Despite initial reluctance, the Swedish authorities have started to associate the uptick in violent crime and gang shootouts with immigration, especially following an acknowledgement of integration problems by Prime Minister Stefan Löfven last year.
Following the recent spate of severe violence in the blighted Gothenburg suburb of Hjällbo, which has been described as gangland infighting and clan wars, the liberal-conservative Moderates, Sweden’s largest opposition party have suggested deploying the military to stop the local conflict amid an understaffed and underfunded police force.
Gothenburg municipal councillor Hampus Magnusson cited a decision to allow military intervention against gang crime recently adopted by the party in Western Sweden, which is soon to be discussed at a national meeting.
“We have a police authority that is under enormous pressure and which on many occasions ends up at a disadvantage. Then we mean that the military can support them with several tasks where they have relevant training, such as setting up roadblocks or searching vehicles,” Hampus Magnusson told the newspaper Dagens Samhälle.
At present, the Swedish military may not be used in a manner that involves “a risk that it may use force or violence against individuals”, according to the Ordinance on the Armed Forces’ support for civilian activities, something the Moderates, currently polling as Sweden’s largest opposition party, seek to change.

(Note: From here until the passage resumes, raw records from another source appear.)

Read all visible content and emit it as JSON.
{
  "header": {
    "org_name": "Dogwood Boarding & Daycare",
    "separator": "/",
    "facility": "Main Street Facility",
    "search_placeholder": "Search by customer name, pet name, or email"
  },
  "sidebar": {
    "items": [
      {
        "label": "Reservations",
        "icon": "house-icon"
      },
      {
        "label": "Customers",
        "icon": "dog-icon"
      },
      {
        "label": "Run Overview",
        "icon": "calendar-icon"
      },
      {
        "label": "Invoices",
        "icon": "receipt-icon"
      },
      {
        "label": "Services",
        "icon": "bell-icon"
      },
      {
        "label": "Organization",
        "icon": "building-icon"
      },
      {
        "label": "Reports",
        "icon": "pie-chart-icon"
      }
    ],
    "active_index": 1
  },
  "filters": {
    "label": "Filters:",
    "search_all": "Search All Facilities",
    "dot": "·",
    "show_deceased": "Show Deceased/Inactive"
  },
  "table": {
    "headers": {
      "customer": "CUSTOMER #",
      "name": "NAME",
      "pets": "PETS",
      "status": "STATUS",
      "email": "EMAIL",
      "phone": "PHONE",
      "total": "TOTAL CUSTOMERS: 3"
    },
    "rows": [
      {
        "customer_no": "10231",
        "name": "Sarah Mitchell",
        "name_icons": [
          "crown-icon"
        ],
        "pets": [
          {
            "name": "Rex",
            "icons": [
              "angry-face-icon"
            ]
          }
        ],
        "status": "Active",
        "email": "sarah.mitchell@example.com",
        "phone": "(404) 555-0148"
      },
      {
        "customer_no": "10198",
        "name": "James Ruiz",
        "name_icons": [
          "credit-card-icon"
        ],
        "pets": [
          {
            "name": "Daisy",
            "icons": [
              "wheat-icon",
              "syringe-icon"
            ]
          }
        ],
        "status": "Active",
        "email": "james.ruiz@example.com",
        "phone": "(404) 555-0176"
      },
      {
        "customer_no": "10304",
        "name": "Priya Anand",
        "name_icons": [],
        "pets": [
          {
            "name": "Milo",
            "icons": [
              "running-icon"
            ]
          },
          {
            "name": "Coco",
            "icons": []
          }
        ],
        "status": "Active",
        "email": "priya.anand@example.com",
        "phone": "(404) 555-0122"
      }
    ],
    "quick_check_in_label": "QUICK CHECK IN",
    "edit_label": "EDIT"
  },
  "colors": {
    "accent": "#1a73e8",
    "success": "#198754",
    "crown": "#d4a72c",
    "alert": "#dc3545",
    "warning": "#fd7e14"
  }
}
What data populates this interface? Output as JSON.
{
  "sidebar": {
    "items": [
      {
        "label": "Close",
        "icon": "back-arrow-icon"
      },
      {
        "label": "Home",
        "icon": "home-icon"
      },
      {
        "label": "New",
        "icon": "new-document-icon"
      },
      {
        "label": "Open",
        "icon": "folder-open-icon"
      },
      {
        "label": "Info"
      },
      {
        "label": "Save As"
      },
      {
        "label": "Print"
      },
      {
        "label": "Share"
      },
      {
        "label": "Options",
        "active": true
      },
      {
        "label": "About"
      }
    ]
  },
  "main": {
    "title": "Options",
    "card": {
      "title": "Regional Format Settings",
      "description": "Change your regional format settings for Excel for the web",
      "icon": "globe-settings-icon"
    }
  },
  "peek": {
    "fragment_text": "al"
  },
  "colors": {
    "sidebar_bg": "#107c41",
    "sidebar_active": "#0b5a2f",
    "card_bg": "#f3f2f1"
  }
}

“It is my absolute assessment that there is a need for a change in legislation. What is happening in Sweden today, where the homes of individual police officers are being shot at and there are explosions against police stations, is the domestic terrorism of our time,” Magnusson ventured.
The last time military reinforcements were used in a civil context in Sweden ended dramatically, during the so-called Ådalen shootings in 1931, when five people were killed during a workers’ strike in the sawmill district.
Magnusson said that while he had “great respect” for the Ådalen victims, the Sweden of today is incomparable with what it was like almost a century ago, and described deploying the military as a means of “reclaiming” the country.
Magnusson’s proposal has been supported by the chairman of the municipal board in Gothenburg and his party mate, Axel Josefson.
“It is a way of being able to help amid the absolutely acute police shortage we now have in Sweden. We want to return to a system where you use an emergency force who can support the police in special cases, and it should of course happen under the leadership of the police,” Josefson told the newspaper Expressen.
Hjällbo, where over 90 percent of the population have an immigrant background, is present in the list of “particularly vulnerable areas” plagued by rampant crime, unemployment, lawlessness and parallel societies.
Despite initial reluctance, Swedish authorities have started to associate the uptick in violent crime and gang shootouts with immigration, following an acknowledgement of integration problems by Prime Minister Stefan Löfven last year.
Earlier this spring, Gothenburg Police Chief Erik Nord linked firearm violence to cultural factors, suggesting that “basically everyone who shoots or is shot in gang conflicts originates from the Balkans, the Middle East, North or East Africa”.